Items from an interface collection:
━━━━━━━━

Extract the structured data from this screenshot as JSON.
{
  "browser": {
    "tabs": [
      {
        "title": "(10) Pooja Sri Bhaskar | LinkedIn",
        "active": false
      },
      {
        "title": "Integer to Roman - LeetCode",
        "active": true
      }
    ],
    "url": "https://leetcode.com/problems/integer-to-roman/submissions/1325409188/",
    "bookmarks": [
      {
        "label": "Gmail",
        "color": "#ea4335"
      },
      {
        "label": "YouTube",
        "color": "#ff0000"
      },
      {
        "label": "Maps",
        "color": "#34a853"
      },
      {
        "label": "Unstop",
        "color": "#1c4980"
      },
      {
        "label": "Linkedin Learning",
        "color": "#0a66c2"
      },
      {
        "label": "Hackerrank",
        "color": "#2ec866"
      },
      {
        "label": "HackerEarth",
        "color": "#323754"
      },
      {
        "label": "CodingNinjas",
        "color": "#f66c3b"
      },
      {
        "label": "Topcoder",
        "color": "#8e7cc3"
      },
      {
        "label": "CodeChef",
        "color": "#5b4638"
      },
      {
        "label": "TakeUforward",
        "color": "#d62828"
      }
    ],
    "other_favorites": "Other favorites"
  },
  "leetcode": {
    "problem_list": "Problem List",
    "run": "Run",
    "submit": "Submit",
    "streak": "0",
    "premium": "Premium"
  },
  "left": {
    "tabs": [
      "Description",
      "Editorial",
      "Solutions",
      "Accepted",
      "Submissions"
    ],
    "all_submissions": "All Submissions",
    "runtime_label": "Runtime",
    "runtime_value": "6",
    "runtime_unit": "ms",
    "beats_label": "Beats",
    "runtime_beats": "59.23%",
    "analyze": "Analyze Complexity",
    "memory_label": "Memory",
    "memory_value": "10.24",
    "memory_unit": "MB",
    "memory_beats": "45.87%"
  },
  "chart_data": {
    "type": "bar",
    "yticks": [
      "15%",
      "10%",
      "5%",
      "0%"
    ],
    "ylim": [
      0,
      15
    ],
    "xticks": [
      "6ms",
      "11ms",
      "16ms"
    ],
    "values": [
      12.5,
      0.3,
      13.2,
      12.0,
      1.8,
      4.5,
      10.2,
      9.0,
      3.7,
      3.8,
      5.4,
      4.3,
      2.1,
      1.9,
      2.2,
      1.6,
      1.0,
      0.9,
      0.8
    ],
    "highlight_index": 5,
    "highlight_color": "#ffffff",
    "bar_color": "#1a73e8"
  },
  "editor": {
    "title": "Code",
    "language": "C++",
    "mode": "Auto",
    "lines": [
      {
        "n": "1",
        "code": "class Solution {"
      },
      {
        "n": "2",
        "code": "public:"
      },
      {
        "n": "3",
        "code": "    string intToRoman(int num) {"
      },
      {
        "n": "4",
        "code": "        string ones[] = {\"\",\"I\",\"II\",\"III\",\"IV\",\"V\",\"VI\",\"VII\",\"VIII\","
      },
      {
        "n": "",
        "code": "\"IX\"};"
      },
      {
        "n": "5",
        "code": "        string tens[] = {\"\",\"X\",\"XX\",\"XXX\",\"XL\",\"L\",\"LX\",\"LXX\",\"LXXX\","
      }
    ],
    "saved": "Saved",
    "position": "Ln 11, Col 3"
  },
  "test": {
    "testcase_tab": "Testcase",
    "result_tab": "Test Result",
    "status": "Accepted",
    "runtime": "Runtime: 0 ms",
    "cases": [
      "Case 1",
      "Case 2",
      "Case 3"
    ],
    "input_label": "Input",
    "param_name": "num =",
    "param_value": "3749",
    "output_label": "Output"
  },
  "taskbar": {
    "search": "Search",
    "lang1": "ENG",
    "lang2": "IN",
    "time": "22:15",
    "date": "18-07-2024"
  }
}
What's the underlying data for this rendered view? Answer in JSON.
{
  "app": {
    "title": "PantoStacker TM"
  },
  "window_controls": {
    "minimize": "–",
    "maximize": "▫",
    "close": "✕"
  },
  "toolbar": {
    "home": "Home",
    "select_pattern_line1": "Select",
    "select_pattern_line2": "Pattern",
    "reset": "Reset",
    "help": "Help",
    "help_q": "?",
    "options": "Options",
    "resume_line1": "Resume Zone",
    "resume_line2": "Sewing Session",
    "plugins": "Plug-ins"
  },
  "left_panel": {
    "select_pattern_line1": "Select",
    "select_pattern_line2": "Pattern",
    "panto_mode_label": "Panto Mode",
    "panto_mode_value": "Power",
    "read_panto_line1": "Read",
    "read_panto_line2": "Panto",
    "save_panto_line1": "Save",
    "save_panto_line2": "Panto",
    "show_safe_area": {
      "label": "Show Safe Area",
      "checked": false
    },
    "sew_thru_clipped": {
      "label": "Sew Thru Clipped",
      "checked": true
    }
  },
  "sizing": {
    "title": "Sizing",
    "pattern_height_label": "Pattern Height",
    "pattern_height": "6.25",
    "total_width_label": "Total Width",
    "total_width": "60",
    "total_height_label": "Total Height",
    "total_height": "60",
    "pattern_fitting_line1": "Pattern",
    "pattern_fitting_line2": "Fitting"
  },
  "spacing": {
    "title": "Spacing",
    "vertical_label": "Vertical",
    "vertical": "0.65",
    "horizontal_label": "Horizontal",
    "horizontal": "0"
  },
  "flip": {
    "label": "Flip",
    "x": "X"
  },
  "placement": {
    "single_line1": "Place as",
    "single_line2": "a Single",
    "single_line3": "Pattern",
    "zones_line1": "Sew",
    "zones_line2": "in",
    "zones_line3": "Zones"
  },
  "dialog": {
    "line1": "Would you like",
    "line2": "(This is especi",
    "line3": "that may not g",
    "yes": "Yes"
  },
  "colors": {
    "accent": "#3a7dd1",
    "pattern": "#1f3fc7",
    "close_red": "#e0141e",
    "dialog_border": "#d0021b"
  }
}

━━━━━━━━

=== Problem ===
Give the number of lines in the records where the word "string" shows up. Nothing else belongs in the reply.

=== Result below ===
3